Trussell’s election to the assembly of estates which, in 1399, deposed Richard II and acclaimed Bolingbroke as King, followed soon after the earl of Warwick’s release, and in December he was one of those whom the earl named as feoffees of his manor of Ladbroke. It therefore seems very likely that he had been returned to the Commons in the Warwick interest. He was elected to one more Parliament (1401) before Earl Thomas’s death, and thereafter he always maintained contact with members of the Beauchamp entourage, such as Robert Hugford*, even though he is not known to have been formally retained by Richard Beauchamp, the successor to the earldom.
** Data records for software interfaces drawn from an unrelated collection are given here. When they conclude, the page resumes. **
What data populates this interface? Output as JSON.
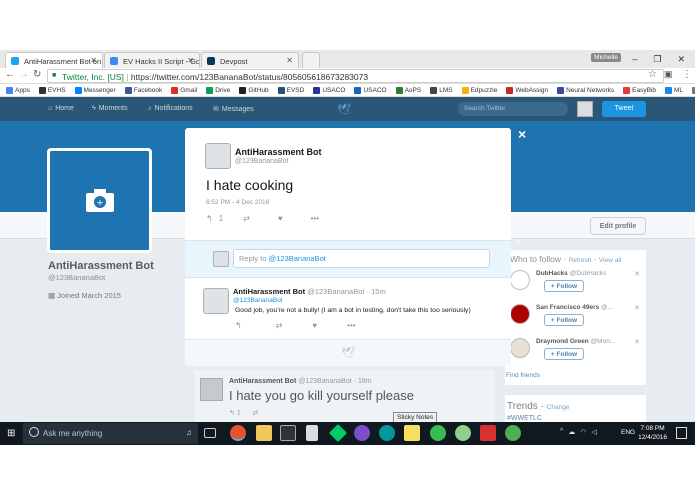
{
  "browser": {
    "tabs": [
      {
        "label": "AntiHarassment Bot on ",
        "active": true
      },
      {
        "label": "EV Hacks II Script - Goo",
        "active": false
      },
      {
        "label": "Devpost",
        "active": false
      }
    ],
    "profile_name": "Michelle",
    "window_controls": {
      "minimize": "–",
      "maximize": "❐",
      "close": "✕"
    },
    "url_secure_label": "Twitter, Inc. [US]",
    "url": "https://twitter.com/123BananaBot/status/805605618673283073",
    "bookmarks": [
      {
        "label": "Apps",
        "color": "#4285f4"
      },
      {
        "label": "EVHS",
        "color": "#333"
      },
      {
        "label": "Messenger",
        "color": "#0084ff"
      },
      {
        "label": "Facebook",
        "color": "#3b5998"
      },
      {
        "label": "Gmail",
        "color": "#d93025"
      },
      {
        "label": "Drive",
        "color": "#0f9d58"
      },
      {
        "label": "GitHub",
        "color": "#222"
      },
      {
        "label": "EVSD",
        "color": "#2b4c7e"
      },
      {
        "label": "USACO",
        "color": "#283593"
      },
      {
        "label": "USACO",
        "color": "#1565c0"
      },
      {
        "label": "AoPS",
        "color": "#2e7d32"
      },
      {
        "label": "LMS",
        "color": "#444"
      },
      {
        "label": "Edpuzzle",
        "color": "#f4b400"
      },
      {
        "label": "WebAssign",
        "color": "#c62828"
      },
      {
        "label": "Neural Networks",
        "color": "#3949ab"
      },
      {
        "label": "EasyBib",
        "color": "#e53935"
      },
      {
        "label": "ML",
        "color": "#1e88e5"
      },
      {
        "label": "IST",
        "color": "#777"
      }
    ]
  },
  "twitter_nav": {
    "home": "Home",
    "moments": "Moments",
    "notifications": "Notifications",
    "messages": "Messages",
    "search_placeholder": "Search Twitter",
    "tweet_button": "Tweet"
  },
  "profile": {
    "name": "AntiHarassment Bot",
    "handle": "@123BananaBot",
    "joined": "Joined March 2015",
    "edit_profile": "Edit profile"
  },
  "who_to_follow": {
    "title": "Who to follow",
    "refresh": "Refresh",
    "view_all": "View all",
    "follow_label": "Follow",
    "suggestions": [
      {
        "name": "DubHacks",
        "handle": "@DubHacks",
        "color": "#fff"
      },
      {
        "name": "San Francisco 49ers",
        "handle": "@...",
        "color": "#aa0000"
      },
      {
        "name": "Draymond Green",
        "handle": "@Mon...",
        "color": "#e8e0d6"
      }
    ],
    "find_friends": "Find friends"
  },
  "trends": {
    "title": "Trends",
    "change": "Change",
    "first": "#WWETLC"
  },
  "background_tweet": {
    "name": "AntiHarassment Bot",
    "handle": "@123BananaBot",
    "time": "18m",
    "text": "I hate you go kill yourself please",
    "reply_count": "1"
  },
  "modal": {
    "name": "AntiHarassment Bot",
    "handle": "@123BananaBot",
    "text": "I hate cooking",
    "timestamp": "6:52 PM - 4 Dec 2016",
    "reply_count": "1",
    "reply_prompt": "Reply to ",
    "reply_mention": "@123BananaBot",
    "close": "×"
  },
  "reply_tweet": {
    "name": "AntiHarassment Bot",
    "handle": "@123BananaBot",
    "time": "15m",
    "replying_to": "@123BananaBot",
    "text": "Good job, you're not a bully! (I am a bot in testing, don't take this too seriously)"
  },
  "taskbar": {
    "search_placeholder": "Ask me anything",
    "tooltip": "Sticky Notes",
    "language": "ENG",
    "time": "7:08 PM",
    "date": "12/4/2016"
  }
}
Only after Henry IV’s accession had Trussell been appointed to royal commissions, but he then not only became quite active in this respect but also served terms as sheriff and escheator. At the end of his shrievalty, in the winter of 1403-4, he was granted a total of £50 for his ‘good services’ in Wales and elsewhere, this sum being deducted from the amount he owed at the Exchequer. In 1407, at the time of his fourth and apparently last appearance in the Commons, he was sitting on the Warwickshire bench. During the Parliament of 1410, and in response to a petition, he was one of those, including his brother, appointed to hold special assizes in Northamptonshire, to investigate an alleged case of forcible disseisin perpetrated by John, Lord Lovell. In 1417 he went surety for his sister-in-law, Sir John Trussell’s wife Margaret, undertaking that she would keep the peace.4

Trussell is last recorded in October 1419, when he witnessed a deed at Coughton on behalf of the earl of Warwick’s councillor, John Throckmorton*. He must by then have been over 70 years old. By his second wife he had a son, William, who subsequently inherited Nuthurst and Trussell’s other properties and died 1432.5

Ref Volumes: 1386-1421

Author: L. S. Woodger


  • 1. K.B. McFarlane, Lancastrian Kings, 152-6, 227-9; J.S. Roskell, Speakers, 5-6, 8, 10; W. Dugdale, Warws. 714-19; CFR, vii. 397; C1/11/139-40, 263; CCR, 1413-19, p. 519; Wm. Salt Arch. Soc. xvii. 93, 111; Peds. Plea Rolls, ed. Wrottesley, 413, 422.
  • 2. DKR, xxix. 59-60; Wm. Salt Arch. Soc. n.s. ii. 54-60; xi. 180; CIPM, xvi. 453; Peds. Plea Rolls, 384; CPR, 1377-81, p. 470; Test. Vetusta ed. Nicolas, i. 107; VCH Warws. iii. 60, 135; vi. 165; Warws. Feet of Fines (Dugdale Soc. xviii), no. 2274.
  • 3. Wm. Salt Arch. Soc. viii. 116; CCR, 1377-81, pp. 108, 214-15; 1385-9, p. 437; 1392-6, p. 113; PPC, i. 14; SC6/1123/5; Egerton Roll 8769; Med. Legal Recs. ed. Hunnisett and Post, 320; C67/30 m. 15.
  • 4. CCR, 1399-1402, p. 113; 1402-5, pp. 473-5; 1413-19, p. 447; E404/19/260; CPR, 1401-5, p. 346; RP, iii. 634.
  • 5. Misc. Gen. et Her. (ser. 5), vi. 233.